The problem with National is they believe the solution to a poorly run government agency is to put people like them in charge, which is why he suggests a refresh of the board and some managerial improvements. This will not work because the model remains the same; the state micromanaging the lives of those it deems unfit to manage their own affairs.

Why not do something that will have a material improvement of the lives of those 185,000 Kiwis living almost rent-free in state accommodation. Why not sell them their houses? The nominal value of the assets is $45b, but the state is losing money on this investment. So long as we recover the $15b in debt the Crown will be better off in cash terms and so will most of the current tenants.

National claims to be the party of personal responsibility. Here is an opportunity to do something consistent with that ideology. Sell the state houses. Give those 185,000 people a stake in New Zealand beyond being a beneficiary of other people’s tax dollars.

Give them an opportunity to own something that is theirs, a legacy for their children, the chance to build capital and wealth.

People who own property take care of it. They maintain, improve, and treasure what is theirs. Giving those in state houses, many who have had challenging lives, the chance to take an economic stake in this beautiful country would be the most powerful change beyond improving education that Wellington can achieve for those trapped on the margins of society.

Neither Labour or National are attracted to this idea because they both hold in silent contempt those living in state accommodation and believe their quality of life is dependent on the generosity of the state and the wise management of Wellington civil servants.

They are wrong. It is easy to write people off, which is what leaving them in state housing does. It is harder to take a risk on them, but we should. No-one can succeed without an opportunity.........The full article is published HERE.

Damien Grant is an Auckland business owner, a member of the Taxpayers’ Union and a regular opinion contributor for Stuff, writing from a libertarian perspective


Anonymous said...

Well, that could be a good idea, but perhaps we should look at the law of unintended consequences. In the UK, the Right to Buy gave tenants a substantial discount to purchase their council homes provided they stayed in them for at least 5 years. By 2021 of the homes sold in London under the scheme, apparently around 4 in 10 of them were back in the rental market.

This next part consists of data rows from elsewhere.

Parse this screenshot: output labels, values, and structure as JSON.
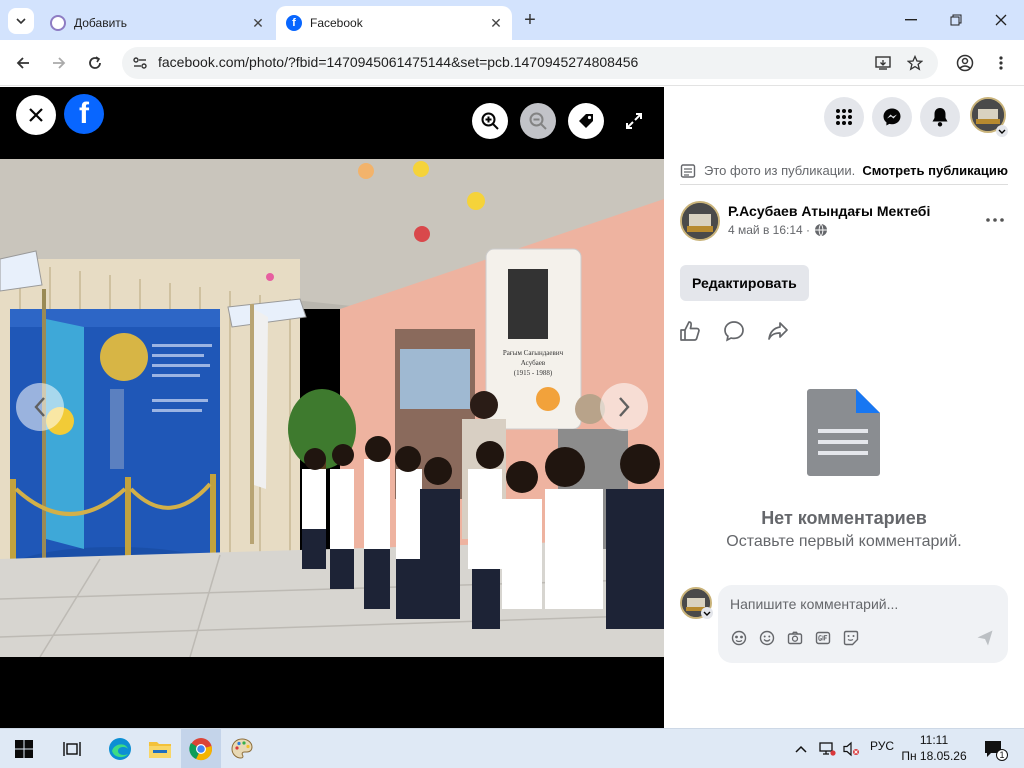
{
  "browser": {
    "tabs": [
      {
        "title": "Добавить",
        "active": false
      },
      {
        "title": "Facebook",
        "active": true
      }
    ],
    "url": "facebook.com/photo/?fbid=1470945061475144&set=pcb.1470945274808456"
  },
  "panel": {
    "publication_note": "Это фото из публикации.",
    "see_publication": "Смотреть публикацию",
    "author_name": "Р.Асубаев Атындағы Мектебі",
    "post_time": "4 май в 16:14 ·",
    "edit_label": "Редактировать",
    "no_comments_title": "Нет комментариев",
    "no_comments_sub": "Оставьте первый комментарий.",
    "comment_placeholder": "Напишите комментарий..."
  },
  "photo": {
    "portrait_caption_name": "Рағым Сағындаевич",
    "portrait_caption_surname": "Асубаев",
    "portrait_caption_years": "(1915 - 1988)"
  },
  "taskbar": {
    "language": "РУС",
    "time": "11:11",
    "date": "Пн 18.05.26",
    "notifications": "1"
  },
  "colors": {
    "tab_strip": "#d3e3fd",
    "facebook_blue": "#0866ff",
    "panel_button_bg": "#e4e6eb",
    "taskbar_bg": "#dfe9f5"
  }
}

Ray S said...

Didn't we have a scheme whereby tenants could by the state house they were occupying?
Seems like reinventing the wheel to me.

Erica said...

I gather there is a big problem with damage to state houses. It should be considered a privilege to live in one. not an entitlement. If you cause much damage regularly then you should be perhaps given a government owned accommodation at a camping ground set up with shared concrete kitchen and ablution block until you reform and become more civilized and appreciative.

My parents first home in the 1940s was at a MOW construction site and they lived in a tent with a baby with communal facilities.

Robert arthur said...

Some years back many tenants were able to buy on generous terme But state tenata are not irrational mugs like us; they do not live for the benefit of their estate. After a suitable delay many houses were on sold to landlords or deveopers, the money blown, and the tenats rejoin the queuw not for a 1970s unlined concrete block unit, but for one of the prmium price modern Kainga Roa luxury flatsfor a worry free life of ease.

Anonymous said...

Sounds sort of okay, but assumes all can be legally subdivided and sold and just how would the financials work? Does it assume that they would pay more to own? And just imagine the headaches you'll create in those multi-unit blocks?

But I do like Erica's idea. We keeping hearing of this ideal of "a warm dry home" (wouldn't we all like one of those?), but a certain cohort of society have more than proved they don't deserve one.

And to assist with the crime that usually accompanies that kind of lifestyle, perhaps a new concrete facility (heated of course), on say, Auckland Island would be the answer?